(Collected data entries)
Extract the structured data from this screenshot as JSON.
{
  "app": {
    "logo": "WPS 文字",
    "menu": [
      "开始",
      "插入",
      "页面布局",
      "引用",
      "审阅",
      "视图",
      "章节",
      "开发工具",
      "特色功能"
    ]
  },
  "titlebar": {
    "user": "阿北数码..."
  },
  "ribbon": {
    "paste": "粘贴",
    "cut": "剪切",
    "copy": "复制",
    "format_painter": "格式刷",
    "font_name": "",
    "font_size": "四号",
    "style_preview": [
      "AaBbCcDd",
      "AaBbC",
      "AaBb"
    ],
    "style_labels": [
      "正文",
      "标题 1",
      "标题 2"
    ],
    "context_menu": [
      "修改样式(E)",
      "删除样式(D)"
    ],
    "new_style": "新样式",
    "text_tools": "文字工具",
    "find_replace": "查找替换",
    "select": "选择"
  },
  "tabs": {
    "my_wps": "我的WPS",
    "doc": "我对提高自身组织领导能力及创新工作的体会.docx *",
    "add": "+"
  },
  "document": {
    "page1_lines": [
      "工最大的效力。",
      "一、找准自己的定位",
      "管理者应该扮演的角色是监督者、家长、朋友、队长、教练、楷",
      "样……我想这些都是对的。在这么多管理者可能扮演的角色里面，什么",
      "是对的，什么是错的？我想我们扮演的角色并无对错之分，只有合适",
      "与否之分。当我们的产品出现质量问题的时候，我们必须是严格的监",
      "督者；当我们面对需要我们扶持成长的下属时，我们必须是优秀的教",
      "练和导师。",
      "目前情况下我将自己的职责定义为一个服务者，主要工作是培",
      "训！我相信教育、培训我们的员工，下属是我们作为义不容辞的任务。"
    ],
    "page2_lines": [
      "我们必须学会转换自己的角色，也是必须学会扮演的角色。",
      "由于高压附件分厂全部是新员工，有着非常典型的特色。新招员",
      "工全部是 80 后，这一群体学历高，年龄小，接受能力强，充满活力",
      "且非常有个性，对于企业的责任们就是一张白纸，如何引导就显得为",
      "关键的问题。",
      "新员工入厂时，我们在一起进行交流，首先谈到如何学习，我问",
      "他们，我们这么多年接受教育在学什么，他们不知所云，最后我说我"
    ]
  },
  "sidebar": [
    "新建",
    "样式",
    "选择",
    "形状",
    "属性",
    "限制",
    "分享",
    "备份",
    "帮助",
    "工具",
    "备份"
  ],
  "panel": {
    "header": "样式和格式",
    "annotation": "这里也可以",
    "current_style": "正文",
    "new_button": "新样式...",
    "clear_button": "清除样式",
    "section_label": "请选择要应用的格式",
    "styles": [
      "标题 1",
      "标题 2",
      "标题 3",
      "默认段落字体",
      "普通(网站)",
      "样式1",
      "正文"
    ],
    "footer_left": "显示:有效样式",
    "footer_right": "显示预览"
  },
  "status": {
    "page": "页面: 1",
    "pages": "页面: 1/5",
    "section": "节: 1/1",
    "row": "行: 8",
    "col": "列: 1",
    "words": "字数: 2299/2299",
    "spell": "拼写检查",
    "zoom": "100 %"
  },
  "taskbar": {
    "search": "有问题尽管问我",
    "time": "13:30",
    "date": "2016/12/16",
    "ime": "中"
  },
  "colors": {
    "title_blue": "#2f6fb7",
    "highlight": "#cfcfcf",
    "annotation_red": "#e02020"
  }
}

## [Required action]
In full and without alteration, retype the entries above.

## [Written answer]
Extract the structured data from this screenshot as JSON.
{
  "app": {
    "logo": "WPS 文字",
    "menu": [
      "开始",
      "插入",
      "页面布局",
      "引用",
      "审阅",
      "视图",
      "章节",
      "开发工具",
      "特色功能"
    ]
  },
  "titlebar": {
    "user": "阿北数码..."
  },
  "ribbon": {
    "paste": "粘贴",
    "cut": "剪切",
    "copy": "复制",
    "format_painter": "格式刷",
    "font_name": "",
    "font_size": "四号",
    "style_preview": [
      "AaBbCcDd",
      "AaBbC",
      "AaBb"
    ],
    "style_labels": [
      "正文",
      "标题 1",
      "标题 2"
    ],
    "context_menu": [
      "修改样式(E)",
      "删除样式(D)"
    ],
    "new_style": "新样式",
    "text_tools": "文字工具",
    "find_replace": "查找替换",
    "select": "选择"
  },
  "tabs": {
    "my_wps": "我的WPS",
    "doc": "我对提高自身组织领导能力及创新工作的体会.docx *",
    "add": "+"
  },
  "document": {
    "page1_lines": [
      "工最大的效力。",
      "一、找准自己的定位",
      "管理者应该扮演的角色是监督者、家长、朋友、队长、教练、楷",
      "样……我想这些都是对的。在这么多管理者可能扮演的角色里面，什么",
      "是对的，什么是错的？我想我们扮演的角色并无对错之分，只有合适",
      "与否之分。当我们的产品出现质量问题的时候，我们必须是严格的监",
      "督者；当我们面对需要我们扶持成长的下属时，我们必须是优秀的教",
      "练和导师。",
      "目前情况下我将自己的职责定义为一个服务者，主要工作是培",
      "训！我相信教育、培训我们的员工，下属是我们作为义不容辞的任务。"
    ],
    "page2_lines": [
      "我们必须学会转换自己的角色，也是必须学会扮演的角色。",
      "由于高压附件分厂全部是新员工，有着非常典型的特色。新招员",
      "工全部是 80 后，这一群体学历高，年龄小，接受能力强，充满活力",
      "且非常有个性，对于企业的责任们就是一张白纸，如何引导就显得为",
      "关键的问题。",
      "新员工入厂时，我们在一起进行交流，首先谈到如何学习，我问",
      "他们，我们这么多年接受教育在学什么，他们不知所云，最后我说我"
    ]
  },
  "sidebar": [
    "新建",
    "样式",
    "选择",
    "形状",
    "属性",
    "限制",
    "分享",
    "备份",
    "帮助",
    "工具",
    "备份"
  ],
  "panel": {
    "header": "样式和格式",
    "annotation": "这里也可以",
    "current_style": "正文",
    "new_button": "新样式...",
    "clear_button": "清除样式",
    "section_label": "请选择要应用的格式",
    "styles": [
      "标题 1",
      "标题 2",
      "标题 3",
      "默认段落字体",
      "普通(网站)",
      "样式1",
      "正文"
    ],
    "footer_left": "显示:有效样式",
    "footer_right": "显示预览"
  },
  "status": {
    "page": "页面: 1",
    "pages": "页面: 1/5",
    "section": "节: 1/1",
    "row": "行: 8",
    "col": "列: 1",
    "words": "字数: 2299/2299",
    "spell": "拼写检查",
    "zoom": "100 %"
  },
  "taskbar": {
    "search": "有问题尽管问我",
    "time": "13:30",
    "date": "2016/12/16",
    "ime": "中"
  },
  "colors": {
    "title_blue": "#2f6fb7",
    "highlight": "#cfcfcf",
    "annotation_red": "#e02020"
  }
}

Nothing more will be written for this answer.